### Work to complete
Scan each line of the records for the word "icon" and extract the ones that have it.

### Records provided
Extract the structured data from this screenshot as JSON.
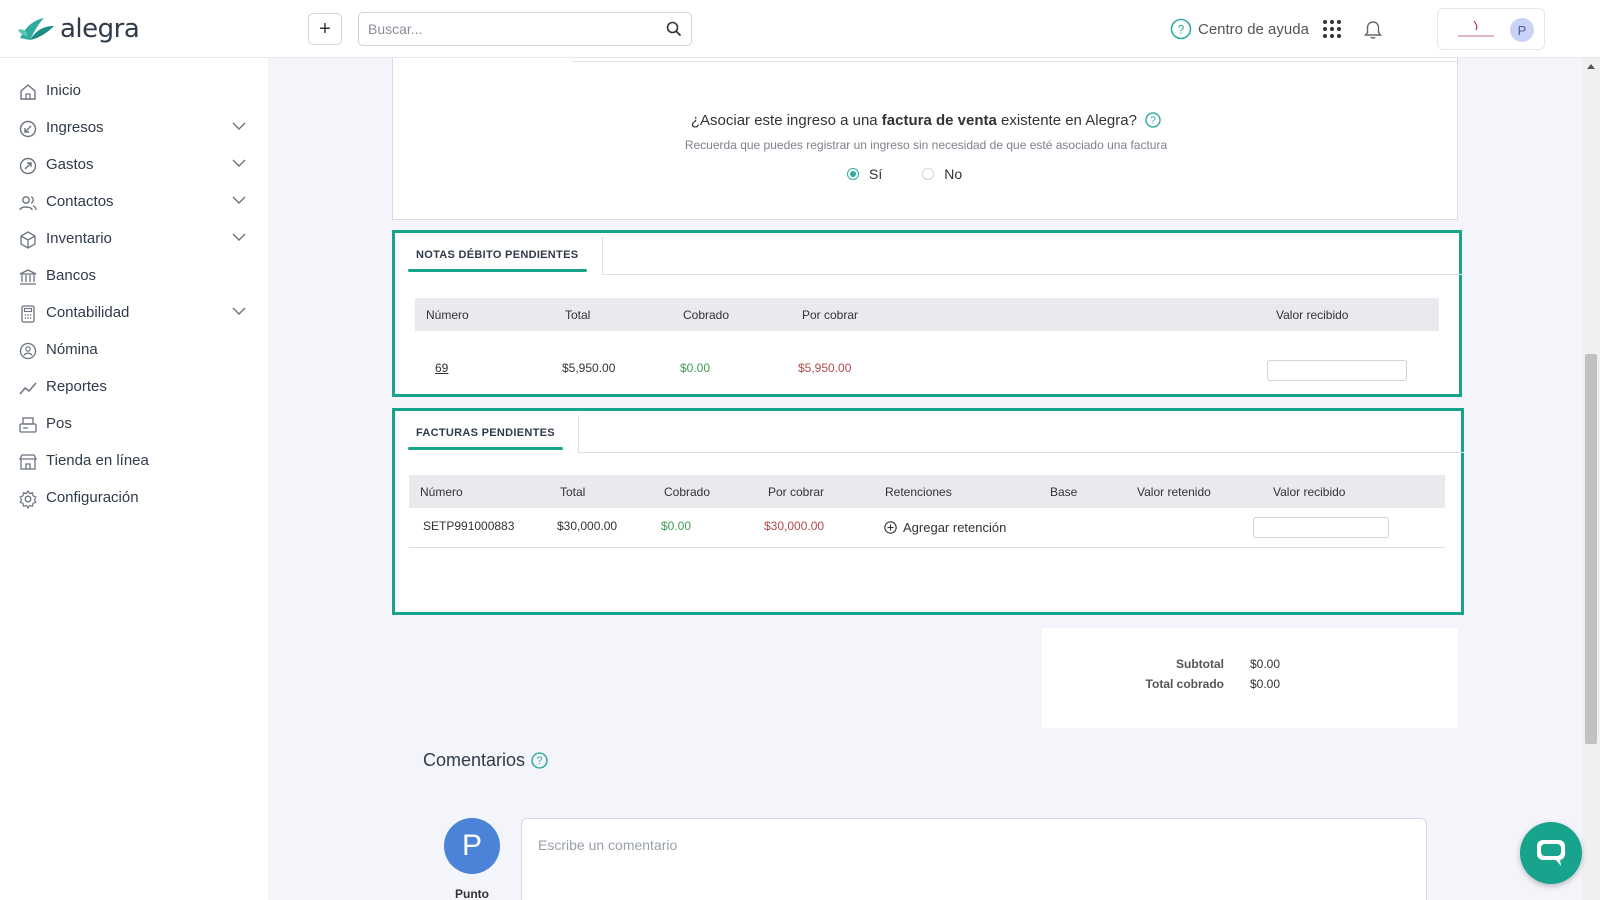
{
  "header": {
    "brand": "alegra",
    "search_placeholder": "Buscar...",
    "help_label": "Centro de ayuda",
    "avatar_initial": "P"
  },
  "sidebar": {
    "items": [
      {
        "label": "Inicio",
        "icon": "home-icon",
        "has_chevron": false
      },
      {
        "label": "Ingresos",
        "icon": "income-icon",
        "has_chevron": true
      },
      {
        "label": "Gastos",
        "icon": "expenses-icon",
        "has_chevron": true
      },
      {
        "label": "Contactos",
        "icon": "contacts-icon",
        "has_chevron": true
      },
      {
        "label": "Inventario",
        "icon": "inventory-icon",
        "has_chevron": true
      },
      {
        "label": "Bancos",
        "icon": "bank-icon",
        "has_chevron": false
      },
      {
        "label": "Contabilidad",
        "icon": "accounting-icon",
        "has_chevron": true
      },
      {
        "label": "Nómina",
        "icon": "payroll-icon",
        "has_chevron": false
      },
      {
        "label": "Reportes",
        "icon": "reports-icon",
        "has_chevron": false
      },
      {
        "label": "Pos",
        "icon": "pos-icon",
        "has_chevron": false
      },
      {
        "label": "Tienda en línea",
        "icon": "store-icon",
        "has_chevron": false
      },
      {
        "label": "Configuración",
        "icon": "settings-icon",
        "has_chevron": false
      }
    ]
  },
  "associate": {
    "question_pre": "¿Asociar este ingreso a una ",
    "question_bold": "factura de venta",
    "question_post": " existente en Alegra?",
    "hint": "Recuerda que puedes registrar un ingreso sin necesidad de que esté asociado una factura",
    "yes_label": "Sí",
    "no_label": "No",
    "selected": "yes"
  },
  "debit_notes": {
    "tab_label": "NOTAS DÉBITO PENDIENTES",
    "headers": {
      "numero": "Número",
      "total": "Total",
      "cobrado": "Cobrado",
      "por_cobrar": "Por cobrar",
      "valor_recibido": "Valor recibido"
    },
    "rows": [
      {
        "numero": "69",
        "total": "$5,950.00",
        "cobrado": "$0.00",
        "por_cobrar": "$5,950.00",
        "valor_recibido": ""
      }
    ]
  },
  "invoices": {
    "tab_label": "FACTURAS PENDIENTES",
    "headers": {
      "numero": "Número",
      "total": "Total",
      "cobrado": "Cobrado",
      "por_cobrar": "Por cobrar",
      "retenciones": "Retenciones",
      "base": "Base",
      "valor_retenido": "Valor retenido",
      "valor_recibido": "Valor recibido"
    },
    "rows": [
      {
        "numero": "SETP991000883",
        "total": "$30,000.00",
        "cobrado": "$0.00",
        "por_cobrar": "$30,000.00",
        "retenciones_action": "Agregar retención",
        "valor_recibido": ""
      }
    ]
  },
  "totals": {
    "subtotal_label": "Subtotal",
    "subtotal_value": "$0.00",
    "total_label": "Total cobrado",
    "total_value": "$0.00"
  },
  "comments": {
    "title": "Comentarios",
    "placeholder": "Escribe un comentario",
    "author_initial": "P",
    "author_name": "Punto"
  },
  "colors": {
    "accent": "#18a38c",
    "positive": "#3f9b52",
    "negative": "#b24a4a",
    "avatar": "#4a83d8"
  }
}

### Output below
        "icon": "home-icon",
        "icon": "income-icon",
        "icon": "expenses-icon",
        "icon": "contacts-icon",
        "icon": "inventory-icon",
        "icon": "bank-icon",
        "icon": "accounting-icon",
        "icon": "payroll-icon",
        "icon": "reports-icon",
        "icon": "pos-icon",
        "icon": "store-icon",
        "icon": "settings-icon",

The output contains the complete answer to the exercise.